Discussions from the Stop Traffick! Conference
The prostitution market in Germany is 60 times bigger than that of Sweden. How can there be such a difference? The latest research undertaken across the EU on the characteristics of people who buy sex may shed light on the issue. Gathered as the Stop Traffick Conference, members of the relevant Oireachtas Committee, representatives from anti-trafficking NGOs across Ireland and experts from EU countries met this week in Dublin to hear and discuss the research undertaken by the Immigrant Council of Ireland (ICI). One conclusion was clear; to tackle human trafficking, the demand for prostitution must be targeted.
Well-educated men in relationships
According to ICI, the sex industry is worth €25 billion a year in Europe. This is not the odd girl doing a sexual favour to pay a bill, this is a complex criminal operation spanning from Galway to Gdansk. The ICI Project involved researchers in Ireland, Cyprus, Bulgaria, Lithuania and Finland undertaking in-depth interviews and online surveys with people who buy sex. Although a small minority are women, the vast majority of buyers are men. The findings show that most buyers are between the ages of 25 and 45 and are in relationships. A study in Bulgaria found that 64% have children. Most earn more than €20,000 and are well educated, with 48% of Irish buyers having a third level education.
Naming and shaming would scare me

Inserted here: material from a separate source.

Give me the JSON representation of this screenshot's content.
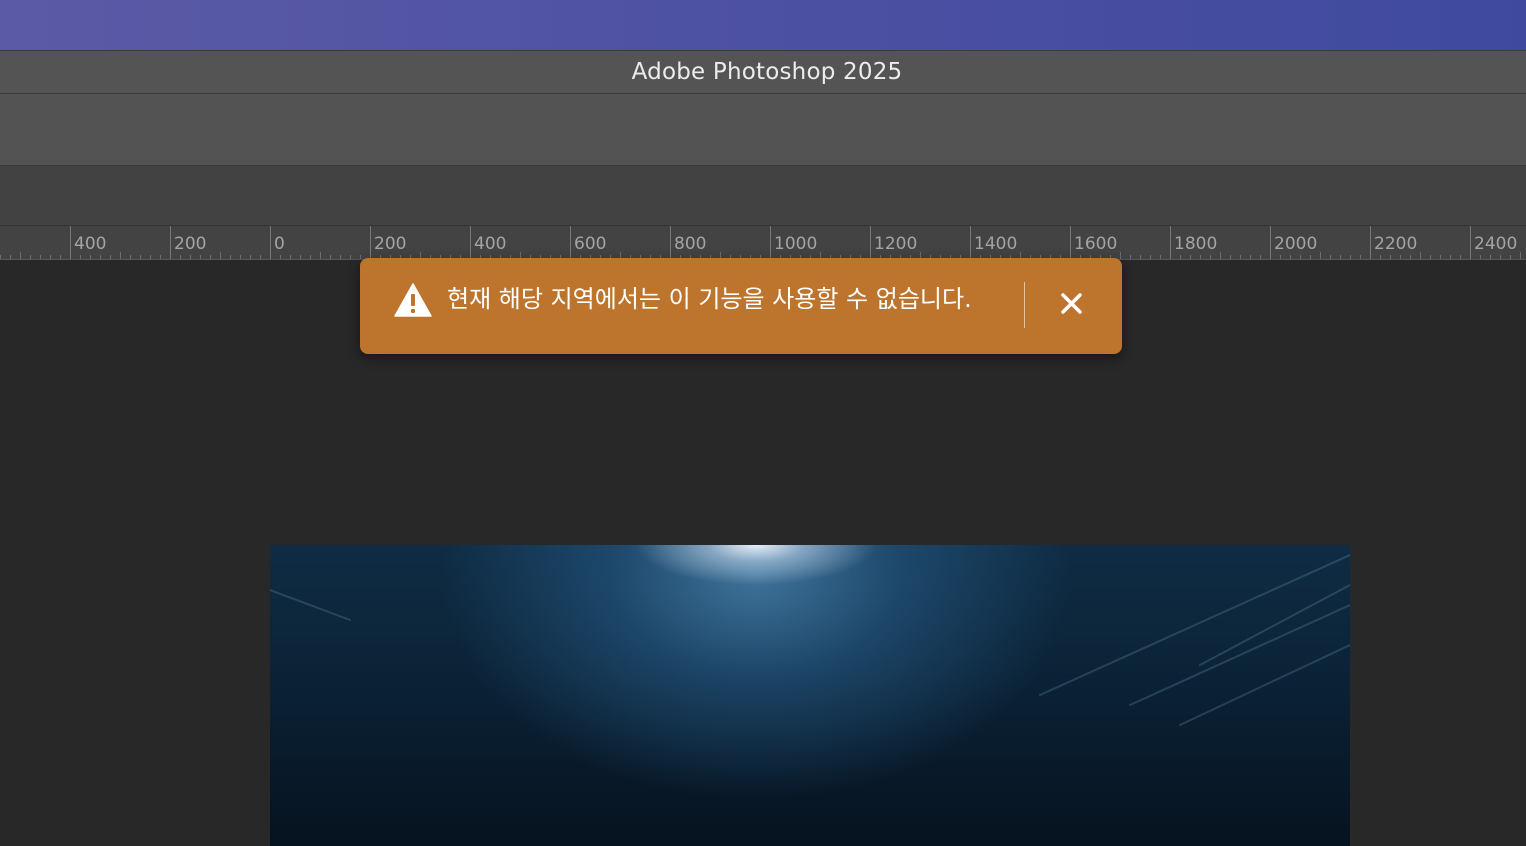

The most interesting finding of the research was the attitude of buyers towards deterrence. It was found that most buyers are not old regulars, but rather have only bought sex a few times. In fact most first-time buyers purchased sex spontaneously at a young age while under the influence of alcohol or drugs while on a night out with friends. It was only after this first time, that purchasing sex became a more planned activity. Professor Roger Matthews of Kent University found similar results in his interviews with buyers in London, and concluded that spontaneous buyers would be easily put off by effective deterrence. In his research, 89% of buyers said they would be put off from buying sex if it meant they would be added to the sexual offenders list.
The Swedish model: deterrence hits demand
As Dr Monica O’Connor outlined, the current anti-trafficking legislation in Ireland is unworkable. The Criminal Law (Human Trafficking) Act 2008 requires the buyer to know that the seller is trafficked in order to be prosecuted, a requirement which is very difficult to prove. For this reason there were just 3 prosecutions under the Act between 2008 and 2012 (although there were prosecutions of trafficking made under other legislation). The experience and research presented by an array of experts from Sarah Benson (CEO of Ruhama) to Venla Roth (Finland’s Special Rapporteur on Human Trafficking) to Nusha Yonkova (Anti-trafficking Coordinator of the ICI) shows that when demand for sexual services is effectively deterred, the trafficking of humans is a less profitable business and subsequently reduces. This has been the case for Sweden. The message from the Conference was clear; end the demand. For more information on the conference read our report or visit www.stoptraffick.ie